27 For examples, see Nancy Lee Peluso, Rich Forests, Poor People: Resource Control and Resistance in Java (Berkeley: University of California Press, 1991); K. Sivaramakrishnan, Modern Forests: Statemaking and Environmental Change in Colonial Eastern India (Stanford: Stanford University Press, 1999); and Karl Jacoby, Crimes Against Nature: Squatters, Poachers, Thieves, and the Hidden History of American Conservation (Berkeley: University of California Press, 2001).
28 Northern Forest Alliance, Wildlands: A Conservation Strategy for the Northern Forest (Montpelier, Vt.: Northern Forest Alliance, 1997).
29 Ibid.; see also Appalachian Mountain Club, An Inventory of Biological Recreational, and Forest Resources in the Northern Forest (Gorham, N.H.: Appalachian Mountain Club, 1993).

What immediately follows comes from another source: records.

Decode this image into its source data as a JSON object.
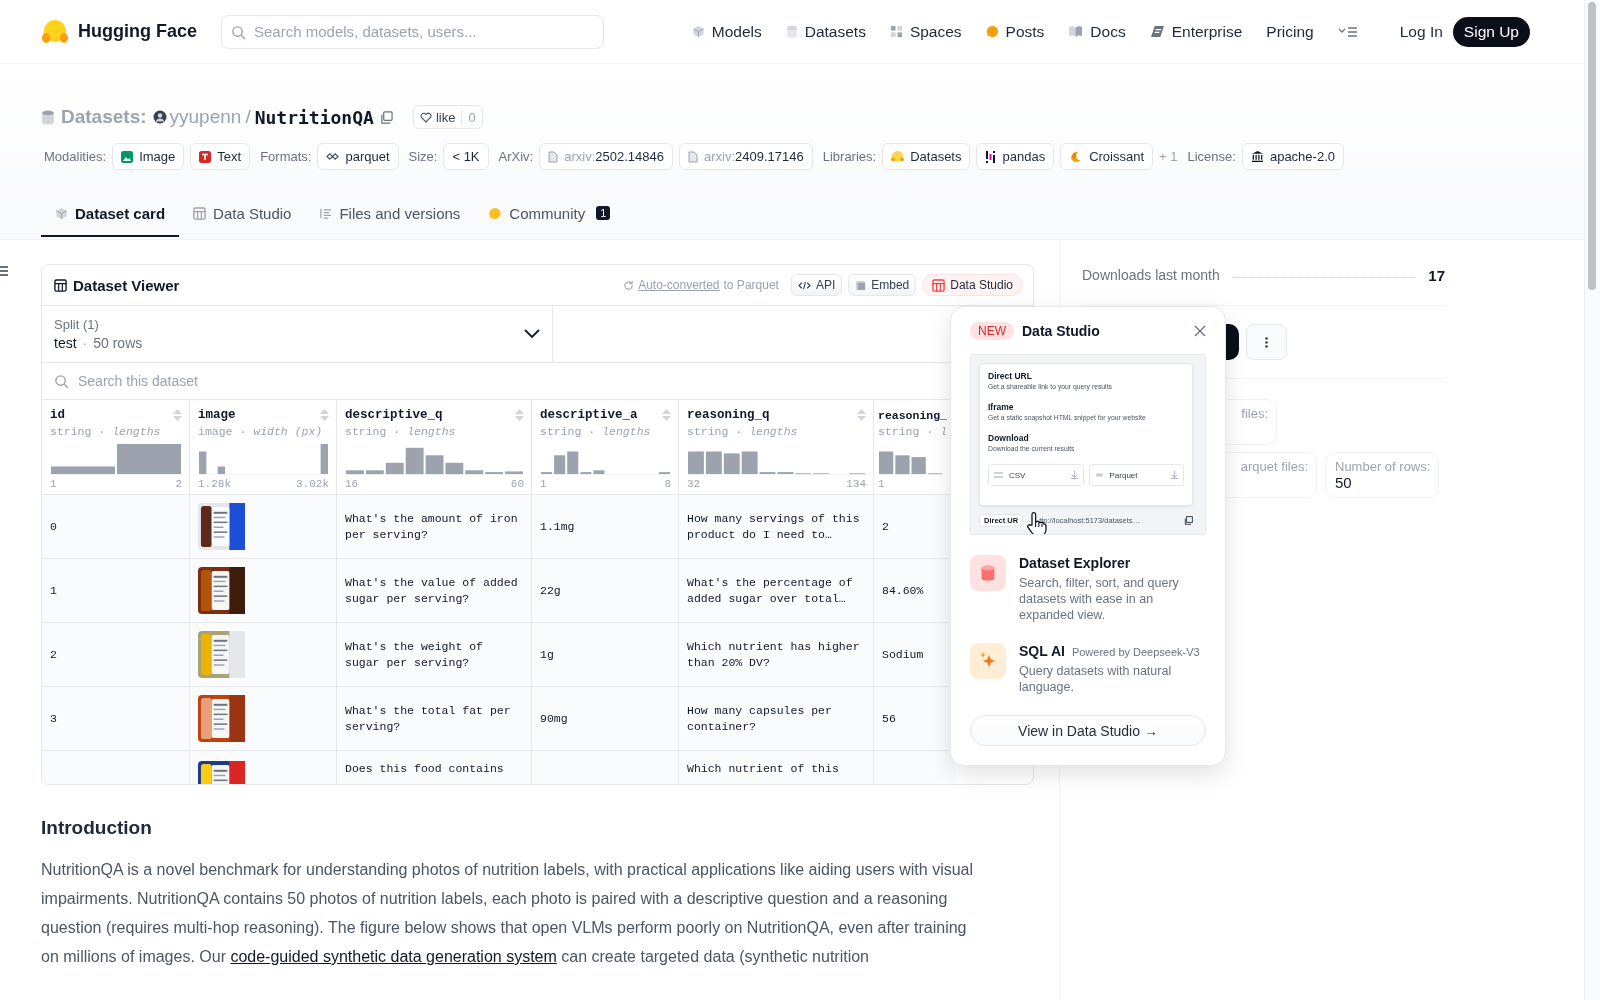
{
  "nav": {
    "brand": "Hugging Face",
    "search": {
      "placeholder": "Search models, datasets, users..."
    },
    "links": [
      {
        "label": "Models"
      },
      {
        "label": "Datasets"
      },
      {
        "label": "Spaces"
      },
      {
        "label": "Posts"
      },
      {
        "label": "Docs"
      },
      {
        "label": "Enterprise"
      },
      {
        "label": "Pricing"
      }
    ],
    "login": "Log In",
    "signup": "Sign Up"
  },
  "repo": {
    "type": "Datasets:",
    "owner": "yyupenn",
    "separator": "/",
    "name": "NutritionQA",
    "like": "like",
    "likes": "0",
    "tags": [
      {
        "kind": "label",
        "text": "Modalities:"
      },
      {
        "kind": "tag",
        "text": "Image"
      },
      {
        "kind": "tag",
        "text": "Text"
      },
      {
        "kind": "label",
        "text": "Formats:"
      },
      {
        "kind": "tag",
        "text": "parquet"
      },
      {
        "kind": "label",
        "text": "Size:"
      },
      {
        "kind": "tag",
        "text": "< 1K"
      },
      {
        "kind": "label",
        "text": "ArXiv:"
      },
      {
        "kind": "tag",
        "prefix": "arxiv:",
        "text": "2502.14846"
      },
      {
        "kind": "tag",
        "prefix": "arxiv:",
        "text": "2409.17146"
      },
      {
        "kind": "label",
        "text": "Libraries:"
      },
      {
        "kind": "tag",
        "text": "Datasets"
      },
      {
        "kind": "tag",
        "text": "pandas"
      },
      {
        "kind": "tag",
        "text": "Croissant"
      },
      {
        "kind": "more",
        "text": "+ 1"
      },
      {
        "kind": "label",
        "text": "License:"
      },
      {
        "kind": "tag",
        "text": "apache-2.0"
      }
    ]
  },
  "tabs": [
    {
      "label": "Dataset card",
      "selected": true
    },
    {
      "label": "Data Studio",
      "selected": false
    },
    {
      "label": "Files and versions",
      "selected": false
    },
    {
      "label": "Community",
      "badge": "1",
      "selected": false
    }
  ],
  "viewer": {
    "title": "Dataset Viewer",
    "converted_link": "Auto-converted",
    "converted_text": "to Parquet",
    "buttons": [
      {
        "label": "API",
        "selected": false
      },
      {
        "label": "Embed",
        "selected": false
      },
      {
        "label": "Data Studio",
        "selected": true
      }
    ],
    "split": {
      "label": "Split (1)",
      "name": "test",
      "separator": "·",
      "rows": "50 rows"
    },
    "search": {
      "placeholder": "Search this dataset"
    },
    "columns": [
      {
        "name": "id",
        "type": "string",
        "separator": "·",
        "stat": "lengths",
        "min": "1",
        "max": "2",
        "sortable": true
      },
      {
        "name": "image",
        "type": "image",
        "separator": "·",
        "stat": "width (px)",
        "min": "1.28k",
        "max": "3.02k",
        "sortable": true
      },
      {
        "name": "descriptive_q",
        "type": "string",
        "separator": "·",
        "stat": "lengths",
        "min": "16",
        "max": "60",
        "sortable": true
      },
      {
        "name": "descriptive_a",
        "type": "string",
        "separator": "·",
        "stat": "lengths",
        "min": "1",
        "max": "8",
        "sortable": true
      },
      {
        "name": "reasoning_q",
        "type": "string",
        "separator": "·",
        "stat": "lengths",
        "min": "32",
        "max": "134",
        "sortable": true
      },
      {
        "name": "reasoning_",
        "type": "string",
        "separator": "·",
        "stat": "l",
        "min": "1",
        "sortable": false
      }
    ],
    "rows": [
      {
        "cells": [
          "0",
          {
            "kind": "picture"
          },
          "What's the amount of iron per serving?",
          "1.1mg",
          "How many servings of this product do I need to…",
          "2"
        ]
      },
      {
        "cells": [
          "1",
          {
            "kind": "picture"
          },
          "What's the value of added sugar per serving?",
          "22g",
          "What's the percentage of added sugar over total…",
          "84.60%"
        ]
      },
      {
        "cells": [
          "2",
          {
            "kind": "picture"
          },
          "What's the weight of sugar per serving?",
          "1g",
          "Which nutrient has higher than 20% DV?",
          "Sodium"
        ]
      },
      {
        "cells": [
          "3",
          {
            "kind": "picture"
          },
          "What's the total fat per serving?",
          "90mg",
          "How many capsules per container?",
          "56"
        ]
      },
      {
        "cells": [
          null,
          {
            "kind": "picture"
          },
          "Does this food contains",
          null,
          "Which nutrient of this",
          null
        ]
      }
    ]
  },
  "popover": {
    "badge": "NEW",
    "title": "Data Studio",
    "preview": {
      "sections": [
        {
          "title": "Direct URL",
          "text": "Get a shareable link to your query results"
        },
        {
          "title": "Iframe",
          "text": "Get a static snapshot HTML snippet for your website"
        },
        {
          "title": "Download",
          "text": "Download the current results"
        }
      ],
      "formats": [
        "CSV",
        "Parquet"
      ],
      "url_label": "Direct UR",
      "url": "ttp://localhost:5173/datasets…"
    },
    "features": [
      {
        "title": "Dataset Explorer",
        "text": "Search, filter, sort, and query datasets with ease in an expanded view."
      },
      {
        "title": "SQL AI",
        "note": "Powered by Deepseek-V3",
        "text": "Query datasets with natural language."
      }
    ],
    "button": "View in Data Studio →"
  },
  "sidebar": {
    "downloads_label": "Downloads last month",
    "downloads": "17",
    "cards": [
      {
        "label": "files:"
      },
      {
        "label": "arquet files:"
      },
      {
        "label": "Number of rows:",
        "value": "50"
      }
    ]
  },
  "card": {
    "heading": "Introduction",
    "paragraph": {
      "before": "NutritionQA is a novel benchmark for understanding photos of nutrition labels, with practical applications like aiding users with visual impairments. NutritionQA contains 50 photos of nutrition labels, each photo is paired with a descriptive question and a reasoning question (requires multi-hop reasoning). The figure below shows that open VLMs perform poorly on NutritionQA, even after training on millions of images. Our ",
      "link": "code-guided synthetic data generation system",
      "after": " can create targeted data (synthetic nutrition"
    }
  }
}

30 Intergovernmental Panel on Climate Change, Climate Change 2001; and National Assessment Synthesis Team, Climate Change Impacts on the United States.
31 In addition to literature from the NFA, I examined publications and Web sites of the Appalachian Mountain Club, Vermont Natural Resources Council, The Wilderness Society, Northern Appalachian Restoraton Project/The Northern Forest Forum, and Restore: The North Woods.
32 Robert Braile, "Warming Would Bring Regional Disruptions," The Boston Globe, New Hampshire Weekly, September 10, 2000, p. 1; and Curt Suplee, "Drastic Climate Changes Forecast; Global Warming Likely to Cause Droughts, Coastal Erosion in U.S., Report Says." The Washington Post, June 12, 2000, p. A3.
33 Glen Scherer, "Hot Enough for You? Computers Model a Warming New England," AMC Outdoors (January/February 2001), pp. 22-23.
34 Intergovernmental Panel on Climate Change, Climate Change 2001.
35 These figures come from the EPA's climate change Web site: www.epa.gov/globalwarming/emissions/individual/index.html.
36 Henry David Thoreau, Walden (New York: Barnes and Noble, 1992), p. 75.
37 From an interview on Fresh Air, WHYY, Philadelphia, May 1995.
38 Quoted in Roderick Nash, Wilderness and the American Mind (New Haven: Yale University Press, 1967), p. 150.
39 For example, see Susan Stonich, "Globalization and the Shrimp Mariculture Industry: The Social Justice and Environmental Quality Implications in Central America," Society and Natural Resources 10, No. 2 (1997), pp. 161-79.
40 See the Web sites for Clean Air-Cool Planet (www.cleanair-coolplanet.org), Cities for Climate Protection (www.iclei.org), Climate Solutions (www.climatesolutions.org), and the Massachusetts Climate Action Network (www.massclimateaction.org).
41 Thomas E. Graedel and Braden R. Allenby, Industrial Ecology (Englewood Cliffs, N.J.: Prentice Hall, 1994).